Related formssub·joint, noun

Synonyms for joint Unabridged Based on the Random House Unabridged Dictionary, © Random House, Inc. 2019

Examples from the Web for joint

Contemporary Examples of joint

Historical Examples of joint

British Dictionary definitions for joint



a junction of two or more parts or objects
the part or space between two such junctions
anatomy the junction between two or more bones, usually formed of connective tissue and cartilage
the point of connection between movable parts in invertebrates, esp insects and other arthropodsRelated adjective: articular
the part of a plant stem from which a branch or leaf grows
one of the parts into which a carcass of meat is cut by the butcher, esp for roasting
geology a crack in a rock along which no displacement has occurred
  1. a disreputable establishment, such as a bar or nightclub
  2. often facetiousa dwelling or meeting place
slang a cannabis cigarette
out of joint
  1. dislocated
  2. out of order or disorganized
put someone's nose out of joint See nose (def. 18)


shared by or belonging to two or morejoint property
created by combined effort
sharing with others or with one anotherjoint rulers
law (of persons) combined in ownership or obligation; regarded as a single entity in law

verb (tr)

to provide with or fasten by a joint or joints
to plane the edge of (a board, etc) into the correct shape for a joint
to cut or divide (meat, fowl, etc) into joints or at a joint
Derived Formsjointly, adverb
Collins English Dictionary - Complete & Unabridged 2012 Digital Edition © William Collins Sons & Co. Ltd. 1979, 1986 © HarperCollins Publishers 1998, 2000, 2003, 2005, 2006, 2007, 2009, 2012

Word Origin and History for joint

late 13c., "a part of a body where two bones meet and move in contact with one another," from Old French joint "joint of the body" (12c.), from Latin iunctus "united, connected, associated," past participle of iungere "join" (see jugular). Related: Joints.
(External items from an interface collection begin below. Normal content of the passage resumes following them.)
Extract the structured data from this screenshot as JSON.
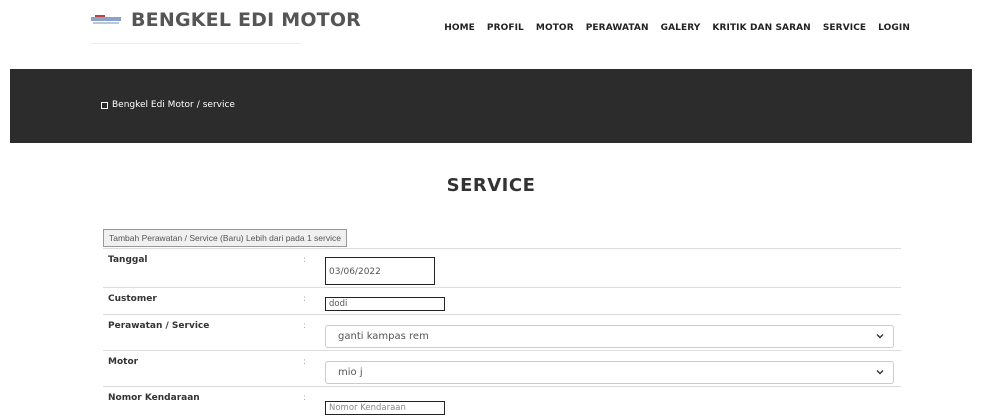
{
  "brand": {
    "title": "BENGKEL EDI MOTOR"
  },
  "nav": [
    "HOME",
    "PROFIL",
    "MOTOR",
    "PERAWATAN",
    "GALERY",
    "KRITIK DAN SARAN",
    "SERVICE",
    "LOGIN"
  ],
  "breadcrumb": {
    "home": "Bengkel Edi Motor",
    "separator": "/",
    "current": "service"
  },
  "section": {
    "title": "SERVICE"
  },
  "form": {
    "add_button": "Tambah Perawatan / Service (Baru) Lebih dari pada 1 service",
    "colon": ":",
    "fields": {
      "tanggal": {
        "label": "Tanggal",
        "value": "03/06/2022"
      },
      "customer": {
        "label": "Customer",
        "value": "dodi"
      },
      "perawatan": {
        "label": "Perawatan / Service",
        "value": "ganti kampas rem"
      },
      "motor": {
        "label": "Motor",
        "value": "mio j"
      },
      "nomor": {
        "label": "Nomor Kendaraan",
        "placeholder": "Nomor Kendaraan"
      }
    }
  },
  "colors": {
    "band": "#2c2c2c",
    "text": "#333333",
    "border": "#dddddd"
  }
}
Slang meaning of "place, building, establishment" (especially one where persons meet for shady activities) first recorded 1877, American English, from an earlier Anglo-Irish sense (1821), perhaps on the notion of a side-room, one "joined" to a main room. The original U.S. sense was especially of "an opium-smoking den."
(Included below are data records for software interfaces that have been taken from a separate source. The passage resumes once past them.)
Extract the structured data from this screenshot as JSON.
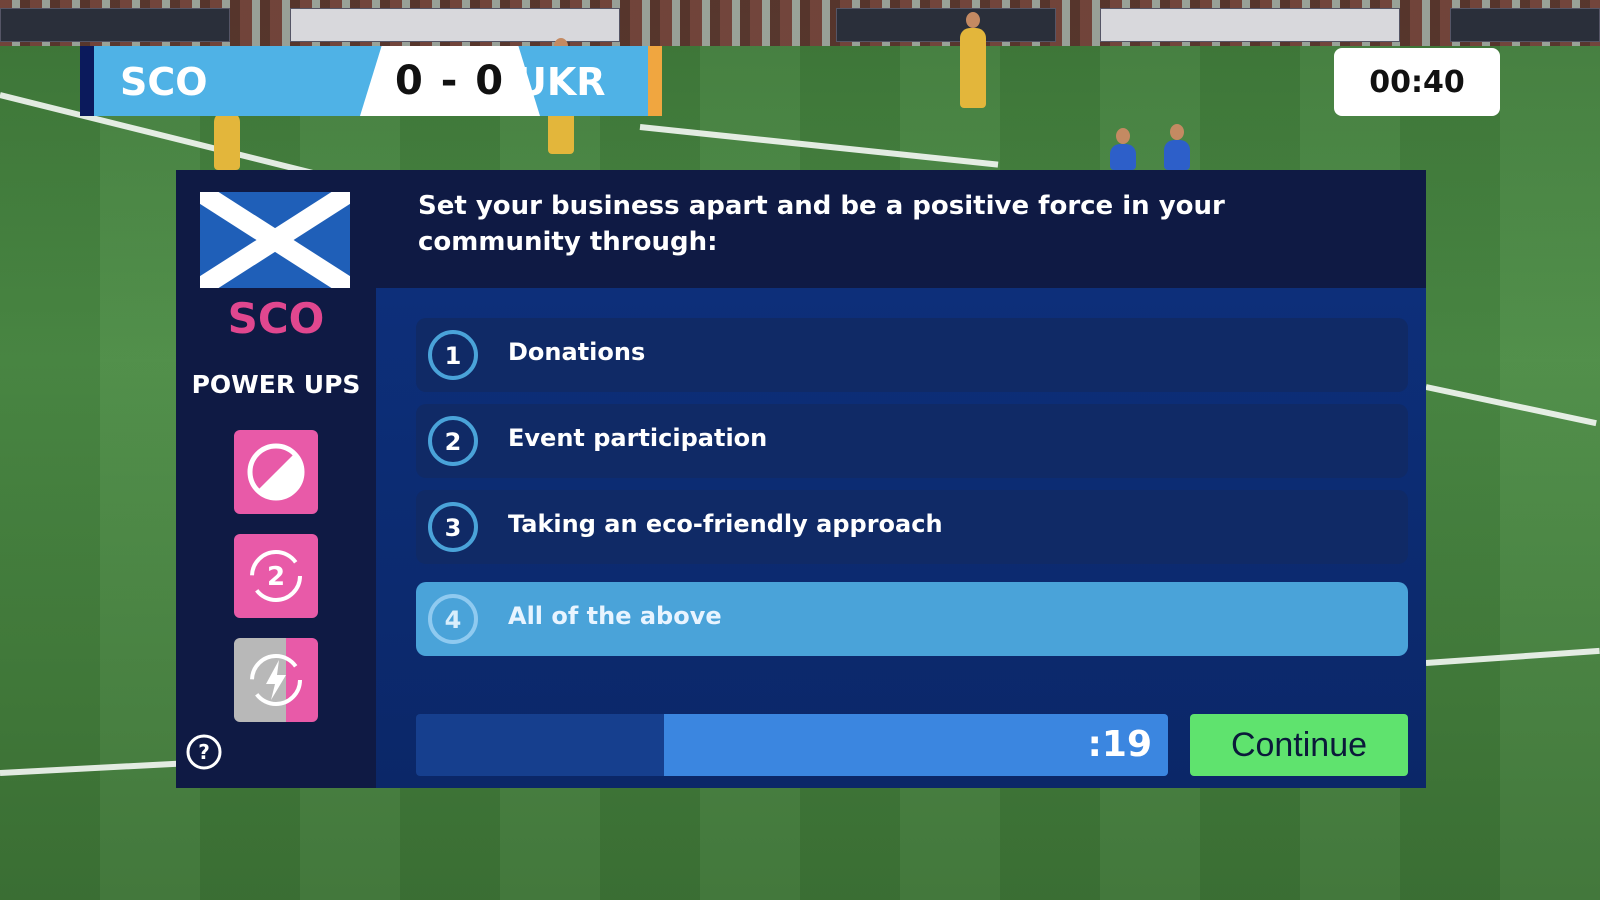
{
  "scoreboard": {
    "home_team": "SCO",
    "away_team": "UKR",
    "score": "0 - 0"
  },
  "match_clock": "00:40",
  "panel": {
    "team_code": "SCO",
    "powerups_title": "POWER UPS",
    "powerups": [
      {
        "icon": "fifty-fifty-icon",
        "enabled": true
      },
      {
        "icon": "second-chance-icon",
        "label": "2",
        "enabled": true
      },
      {
        "icon": "lightning-icon",
        "enabled": false
      }
    ],
    "question": "Set your business apart and be a positive force in your community through:",
    "answers": [
      {
        "number": "1",
        "label": "Donations"
      },
      {
        "number": "2",
        "label": "Event participation"
      },
      {
        "number": "3",
        "label": "Taking an eco-friendly approach"
      },
      {
        "number": "4",
        "label": "All of the above",
        "selected": true
      }
    ],
    "timer_text": ":19",
    "timer_remaining_fraction": 0.67,
    "continue_label": "Continue"
  },
  "colors": {
    "panel": "#0e1a4a",
    "team_code": "#e0478f",
    "selected_answer": "#4aa3d9",
    "continue": "#5fe36e",
    "powerup": "#e85aa8"
  }
}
Meaning "marijuana cigarette" (1938) is perhaps from notion of something often smoked in common, but there are other possibilities; earlier joint in drug slang meant "hypodermic outfit" (1935). Meaning "prison" is attested from 1953 but probably is older. Out of joint in the figurative sense is from early 15c. (literally, of bone displacement, late 14c.).
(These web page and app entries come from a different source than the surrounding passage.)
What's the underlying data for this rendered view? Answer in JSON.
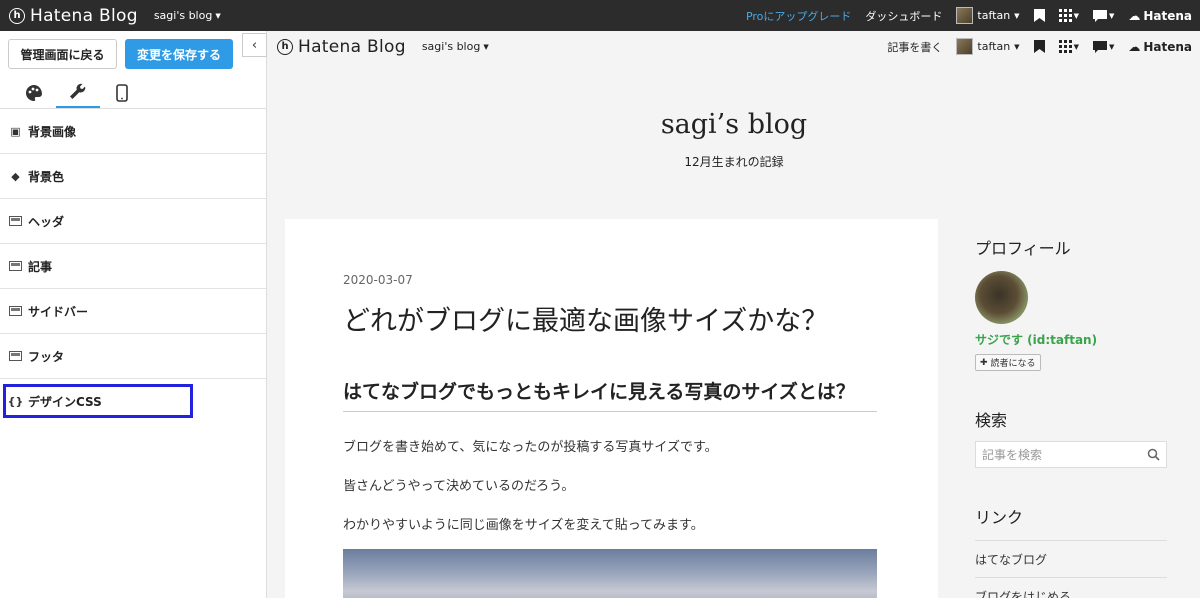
{
  "topbar": {
    "logo_glyph": "h",
    "logo_text": "Hatena Blog",
    "blog_select": "sagi's blog",
    "pro_link": "Proにアップグレード",
    "dashboard": "ダッシュボード",
    "user": "taftan",
    "brand": "Hatena"
  },
  "sidebar": {
    "back_button": "管理画面に戻る",
    "save_button": "変更を保存する",
    "collapse_glyph": "‹",
    "tabs": [
      {
        "icon": "palette-icon",
        "glyph": "🎨"
      },
      {
        "icon": "wrench-icon",
        "glyph": "🔧"
      },
      {
        "icon": "smartphone-icon",
        "glyph": "▯"
      }
    ],
    "items": [
      {
        "label": "背景画像",
        "icon": "image-icon",
        "glyph": "▣"
      },
      {
        "label": "背景色",
        "icon": "paint-bucket-icon",
        "glyph": "◆"
      },
      {
        "label": "ヘッダ",
        "icon": "layout-header-icon"
      },
      {
        "label": "記事",
        "icon": "layout-article-icon"
      },
      {
        "label": "サイドバー",
        "icon": "layout-sidebar-icon"
      },
      {
        "label": "フッタ",
        "icon": "layout-footer-icon"
      },
      {
        "label": "デザインCSS",
        "icon": "css-braces-icon",
        "glyph": "{}"
      }
    ]
  },
  "preview": {
    "bar": {
      "blog_select": "sagi's blog",
      "write": "記事を書く",
      "user": "taftan",
      "brand": "Hatena"
    },
    "blog_title": "sagi’s blog",
    "blog_subtitle": "12月生まれの記録",
    "article": {
      "date": "2020-03-07",
      "title": "どれがブログに最適な画像サイズかな？",
      "h2": "はてなブログでもっともキレイに見える写真のサイズとは？",
      "paragraphs": [
        "ブログを書き始めて、気になったのが投稿する写真サイズです。",
        "皆さんどうやって決めているのだろう。",
        "わかりやすいように同じ画像をサイズを変えて貼ってみます。"
      ]
    },
    "side": {
      "profile_heading": "プロフィール",
      "profile_name": "サジです (id:taftan)",
      "reader_button": "読者になる",
      "search_heading": "検索",
      "search_placeholder": "記事を検索",
      "links_heading": "リンク",
      "links": [
        "はてなブログ",
        "ブログをはじめる"
      ]
    }
  },
  "colors": {
    "topbar_bg": "#2c2c2c",
    "accent": "#2f9ae6",
    "pro_link": "#4aa9e8",
    "highlight": "#2222dd",
    "profile_name": "#3aa34b"
  }
}
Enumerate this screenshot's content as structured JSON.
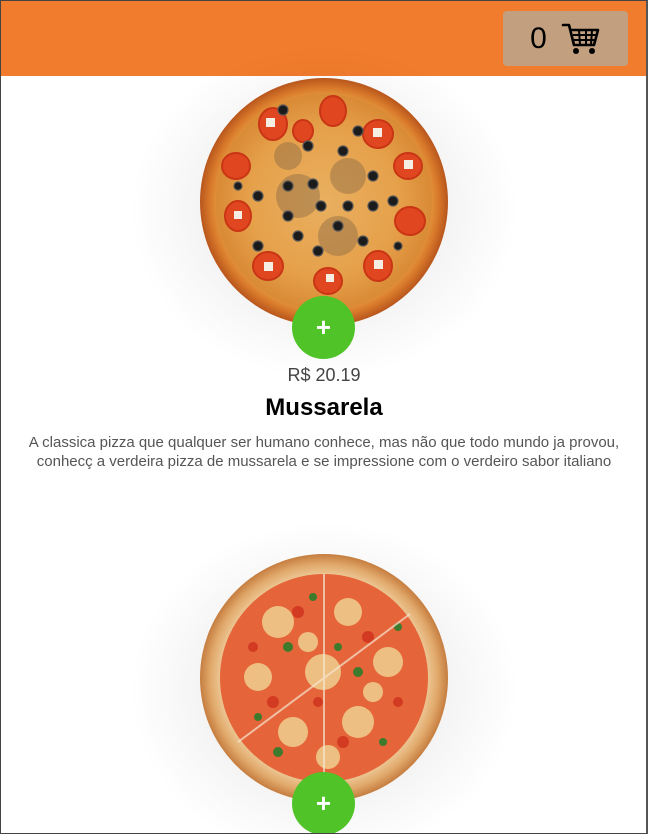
{
  "header": {
    "background": "#f27c2d"
  },
  "cart": {
    "count": "0",
    "icon": "shopping-cart-icon",
    "background": "#c2a07f"
  },
  "accent_green": "#4fc327",
  "products": [
    {
      "add_label": "+",
      "price": "R$ 20.19",
      "name": "Mussarela",
      "description": "A classica pizza que qualquer ser humano conhece, mas não que todo mundo ja provou, conhecç a verdeira pizza de mussarela e se impressione com o verdeiro sabor italiano"
    },
    {
      "add_label": "+"
    }
  ]
}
early 15c., "united," from Old French jointiz (adj.) and joint, literally "joined," past participle of joindre (see join (v.)).

Online Etymology Dictionary, © 2010 Douglas Harper

Medicine definitions for joint




A point of articulation between two or more bones, especially such a connection that allows motion.
The American Heritage® Stedman's Medical Dictionary Copyright © 2002, 2001, 1995 by Houghton Mifflin Company. Published by Houghton Mifflin Company.

Science definitions for joint



Anatomy A usually movable body part in which adjacent bones are joined by ligaments and other fibrous tissues. See also ball-and-socket joint hinge joint.
Zoology A point in the exoskeleton of an invertebrate at which movable parts join, as along the leg of an arthropod.
Botany A point on a plant stem from which a leaf or branch grows.
The American Heritage® Science Dictionary Copyright © 2011. Published by Houghton Mifflin Harcourt Publishing Company. All rights reserved.

Idioms and Phrases with joint


see nose out of joint; out of joint.

The American Heritage® Idioms Dictionary Copyright © 2002, 2001, 1995 by Houghton Mifflin Harcourt Publishing Company. Published by Houghton Mifflin Harcourt Publishing Company.